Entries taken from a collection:
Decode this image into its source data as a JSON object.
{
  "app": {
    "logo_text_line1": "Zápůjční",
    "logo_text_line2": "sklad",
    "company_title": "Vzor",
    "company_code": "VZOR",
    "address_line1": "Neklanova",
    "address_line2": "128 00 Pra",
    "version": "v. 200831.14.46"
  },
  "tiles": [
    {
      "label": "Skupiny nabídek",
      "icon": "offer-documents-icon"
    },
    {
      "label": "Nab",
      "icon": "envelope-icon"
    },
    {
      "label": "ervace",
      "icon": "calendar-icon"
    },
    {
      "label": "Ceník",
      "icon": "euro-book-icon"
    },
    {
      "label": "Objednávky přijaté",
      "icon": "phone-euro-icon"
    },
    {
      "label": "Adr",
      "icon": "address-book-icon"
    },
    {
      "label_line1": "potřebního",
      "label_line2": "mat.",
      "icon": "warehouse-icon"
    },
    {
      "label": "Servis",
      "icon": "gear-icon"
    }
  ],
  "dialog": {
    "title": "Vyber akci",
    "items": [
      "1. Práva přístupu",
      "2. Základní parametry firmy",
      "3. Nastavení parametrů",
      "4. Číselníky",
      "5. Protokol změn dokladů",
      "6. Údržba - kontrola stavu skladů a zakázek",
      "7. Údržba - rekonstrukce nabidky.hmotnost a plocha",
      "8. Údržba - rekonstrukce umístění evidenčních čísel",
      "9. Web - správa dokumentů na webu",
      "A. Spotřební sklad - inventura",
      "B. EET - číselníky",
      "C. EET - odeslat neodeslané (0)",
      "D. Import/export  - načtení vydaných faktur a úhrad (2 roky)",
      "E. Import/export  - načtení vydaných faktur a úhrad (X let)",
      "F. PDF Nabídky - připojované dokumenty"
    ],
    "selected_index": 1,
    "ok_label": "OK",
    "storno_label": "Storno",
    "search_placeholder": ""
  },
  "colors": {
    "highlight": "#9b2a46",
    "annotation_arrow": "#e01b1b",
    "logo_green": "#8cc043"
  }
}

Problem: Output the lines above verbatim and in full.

Answer below:
Decode this image into its source data as a JSON object.
{
  "app": {
    "logo_text_line1": "Zápůjční",
    "logo_text_line2": "sklad",
    "company_title": "Vzor",
    "company_code": "VZOR",
    "address_line1": "Neklanova",
    "address_line2": "128 00 Pra",
    "version": "v. 200831.14.46"
  },
  "tiles": [
    {
      "label": "Skupiny nabídek",
      "icon": "offer-documents-icon"
    },
    {
      "label": "Nab",
      "icon": "envelope-icon"
    },
    {
      "label": "ervace",
      "icon": "calendar-icon"
    },
    {
      "label": "Ceník",
      "icon": "euro-book-icon"
    },
    {
      "label": "Objednávky přijaté",
      "icon": "phone-euro-icon"
    },
    {
      "label": "Adr",
      "icon": "address-book-icon"
    },
    {
      "label_line1": "potřebního",
      "label_line2": "mat.",
      "icon": "warehouse-icon"
    },
    {
      "label": "Servis",
      "icon": "gear-icon"
    }
  ],
  "dialog": {
    "title": "Vyber akci",
    "items": [
      "1. Práva přístupu",
      "2. Základní parametry firmy",
      "3. Nastavení parametrů",
      "4. Číselníky",
      "5. Protokol změn dokladů",
      "6. Údržba - kontrola stavu skladů a zakázek",
      "7. Údržba - rekonstrukce nabidky.hmotnost a plocha",
      "8. Údržba - rekonstrukce umístění evidenčních čísel",
      "9. Web - správa dokumentů na webu",
      "A. Spotřební sklad - inventura",
      "B. EET - číselníky",
      "C. EET - odeslat neodeslané (0)",
      "D. Import/export  - načtení vydaných faktur a úhrad (2 roky)",
      "E. Import/export  - načtení vydaných faktur a úhrad (X let)",
      "F. PDF Nabídky - připojované dokumenty"
    ],
    "selected_index": 1,
    "ok_label": "OK",
    "storno_label": "Storno",
    "search_placeholder": ""
  },
  "colors": {
    "highlight": "#9b2a46",
    "annotation_arrow": "#e01b1b",
    "logo_green": "#8cc043"
  }
}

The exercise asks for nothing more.